According to Statistics Lithuania, the number of murders in the country have been steadily decreasing for a long time.
The UN report does not rank cities, but profile different countries based on regional and year-frame filters.
“The United Nations Office on Drugs and Crime seeks to shed light on different phenomena, from lethal gang violence and the role of firearms to links with inequalities and gender-related killings, and in this way support targeted action,” Yury Fedotov, head of the UN Office on Drugs and Crime, is quoted in the report.
“I hope that the research and analysis contained in the study are used in this spirit – not to designate “murder capitals” but to learn, understand and strengthen prevention.” The report did not analyse statistics of different cities, which can only be found in a separate UN database.
Fox News ended up using the statistics differently than intended by the UN and presented them as a rating of “deadliest” cities, contrary to what the report aimed to do.
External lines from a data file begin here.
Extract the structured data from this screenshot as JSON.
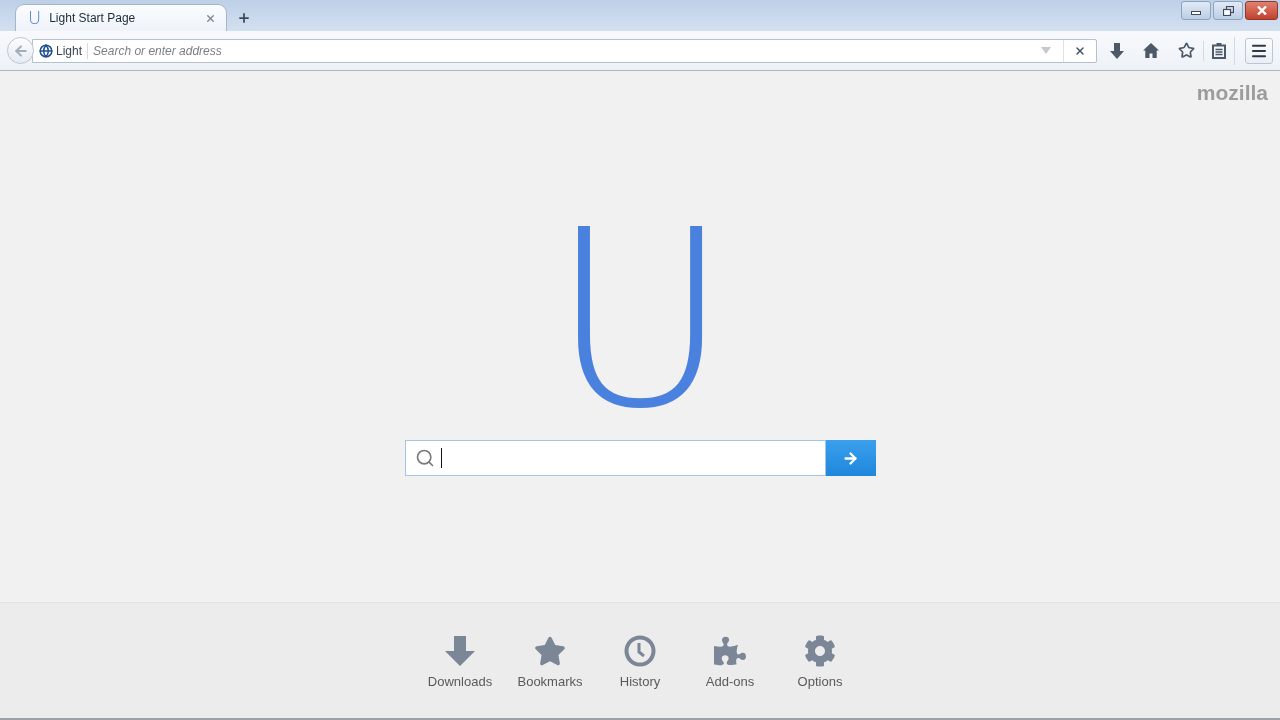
{
  "tabs": [
    {
      "favicon": "U",
      "title": "Light Start Page",
      "selected": true
    }
  ],
  "toolbar": {
    "identity": "Light",
    "address": {
      "placeholder": "Search or enter address"
    }
  },
  "page": {
    "brand": "mozilla",
    "logo": "U",
    "search": {
      "focused": true
    }
  },
  "launcher": [
    {
      "kind": "downloads",
      "label": "Downloads"
    },
    {
      "kind": "bookmarks",
      "label": "Bookmarks"
    },
    {
      "kind": "history",
      "label": "History"
    },
    {
      "kind": "addons",
      "label": "Add-ons"
    },
    {
      "kind": "options",
      "label": "Options"
    }
  ]
}
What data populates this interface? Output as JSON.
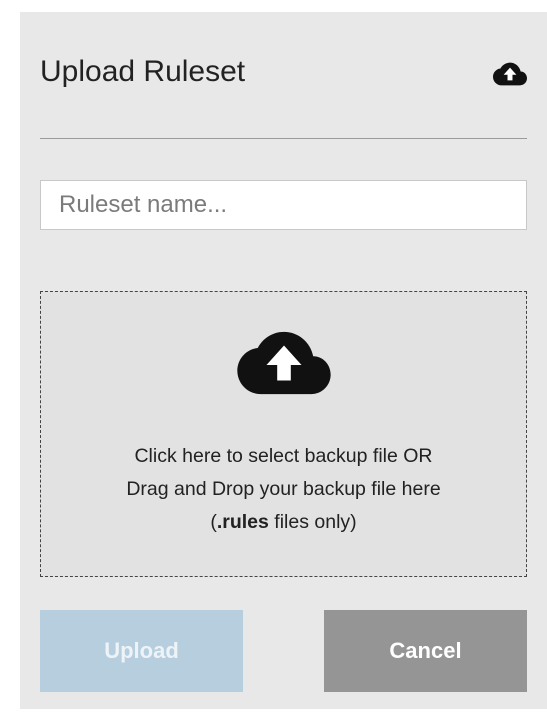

Although Lithuania definitely stands out among EU member states with a high number of murders, it isn’t accurate to say that the country’s cities are unsafe or “deadly”, as Fox News claimed. Based on Lithuania’s crime statistics, most murders happen in domestic environments and not in the pubic. Critics said it was wrong to analyse the UN data in the way Fox News did, basing the story on a single criterion of murders per 100,000 inhabitants. Experts, however, said that although the data was inconsistent, it still showed problems arising from social exclusion.